CLL and SLL are the same disease and are considered one entity, CLL/SLL. The government’s statistics do separate them, but patients can present with one form and relapse with the other. Overall there are approximately 20,000 new cases of CLL/SLL in the United States each year.
I am taking ibrutinib and am doing very well. Is cosmetic surgery safe for me to consider? Also, are cosmetic fillers safe? I know that Botox is contraindicated for me because I also have Myasthenia Gravis, but will other fillers cause a problem?
Since ibrutinib does affect platelet function, it is necessary to hold the ibrutinib prior to and after any surgical procedures.
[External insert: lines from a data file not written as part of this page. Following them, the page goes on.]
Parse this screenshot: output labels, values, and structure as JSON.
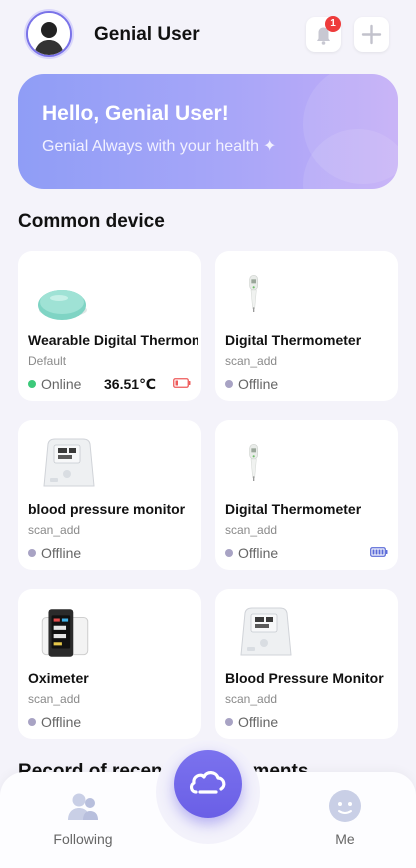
{
  "header": {
    "username": "Genial User",
    "notification_count": "1"
  },
  "banner": {
    "title": "Hello, Genial User!",
    "subtitle": "Genial Always with your health",
    "sparkle": "✦"
  },
  "section": {
    "common_device": "Common device"
  },
  "devices": [
    {
      "name": "Wearable Digital Thermometer",
      "sub": "Default",
      "status": "Online",
      "temperature": "36.51℃",
      "battery": "low"
    },
    {
      "name": "Digital Thermometer",
      "sub": "scan_add",
      "status": "Offline"
    },
    {
      "name": "blood pressure monitor",
      "sub": "scan_add",
      "status": "Offline"
    },
    {
      "name": "Digital Thermometer",
      "sub": "scan_add",
      "status": "Offline",
      "battery": "full"
    },
    {
      "name": "Oximeter",
      "sub": "scan_add",
      "status": "Offline"
    },
    {
      "name": "Blood Pressure Monitor",
      "sub": "scan_add",
      "status": "Offline"
    }
  ],
  "records_title": "Record of recent measurements",
  "nav": {
    "following": "Following",
    "me": "Me"
  },
  "colors": {
    "accent": "#6a5fe6",
    "online": "#3cc97a",
    "offline": "#a8a3c4",
    "battery_low": "#ee5a5a",
    "battery_full": "#5b6bd8"
  }
}
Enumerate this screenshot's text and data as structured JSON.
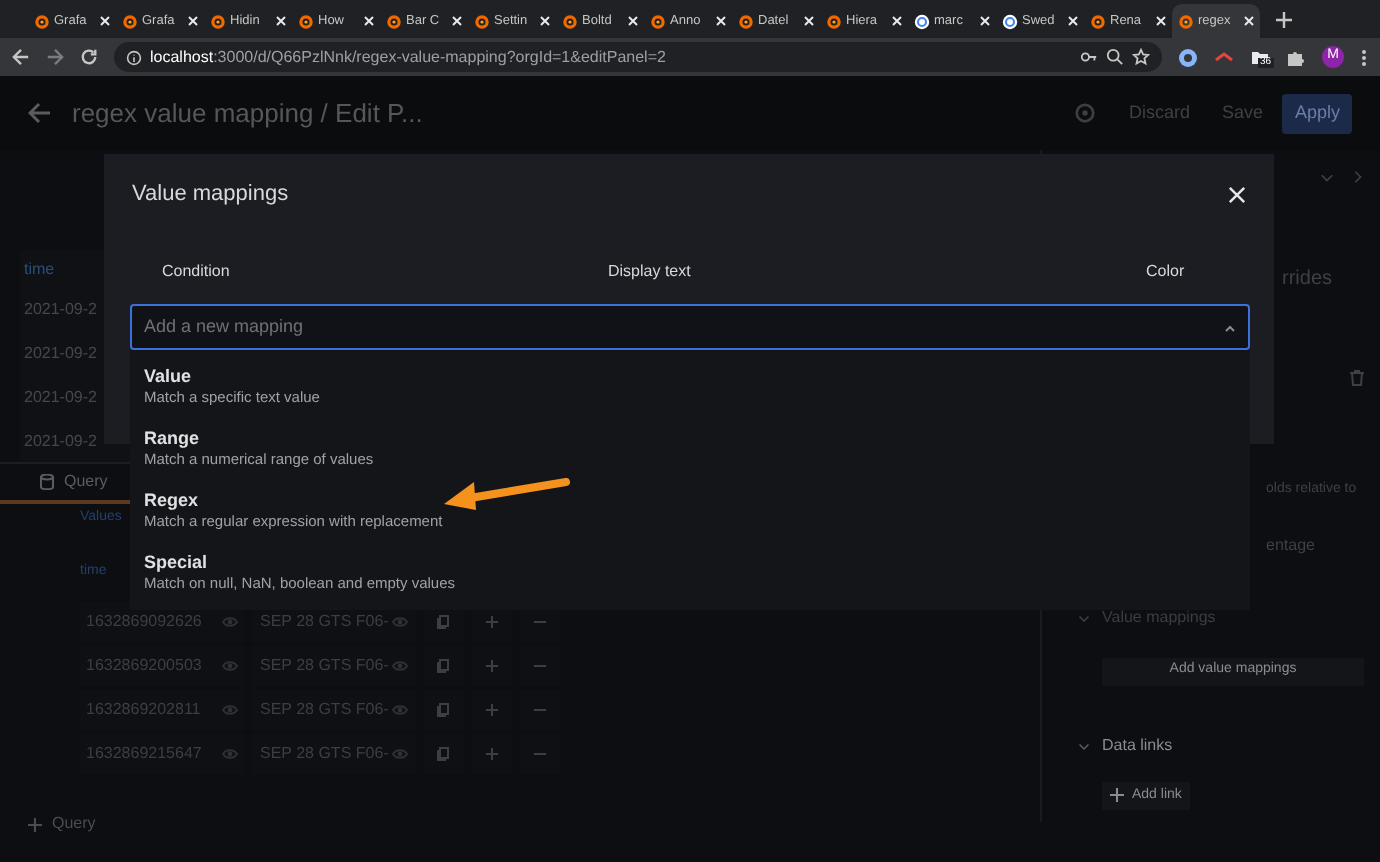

Otherwise, there is no problem with cosmetic surgery.
Has the relevance of prognostic markers (e.g. FISH, IgHV) changed with the advent of new therapeutic approaches?
Yes, markedly. Many of the prognostic markers still predict time to treatment, but the response rates to the novel agents are not impacted by any prognostic marker. There are some prognostic markers that demonstrate differences with progression free survival with ibrutinib though, like deletion 17p.
With CLL cells occurring in various parts of the body, why is FCR, particularly, so hard on the bone marrow especially (‘myelosuppressive’)?
FCR is particularly hard on the bone marrow, because the bone marrow and CLL cells are very similar biologically. Therefore, the biology that enables FCR to work so well on CLL cells is present in the bone marrow cells and results in them being sensitive.
After having all the usual tests for CLL, including IgHV mutated versus unmutated, followed by a FISH test; why is it then necessary to have a bone marrow biopsy? What exact extra information could be provided that would determine the type of treatment?
It is often not necessary to have a bone marrow biopsy. The only reason to perform a bone marrow biopsy would be if it were able to provide any information that would change clinical decision-making. At diagnosis, this is unlikely, but when treatment is required, it may help differentiate causes of low blood counts.
Richard Furman, MD is Director of the CLL Research Center at Weill Cornell Medical College and a member of the Lymphoma/Myeloma Service in the Division of Hematology/Oncology. He is a member of the Medical Advisory Board for the CLL Society.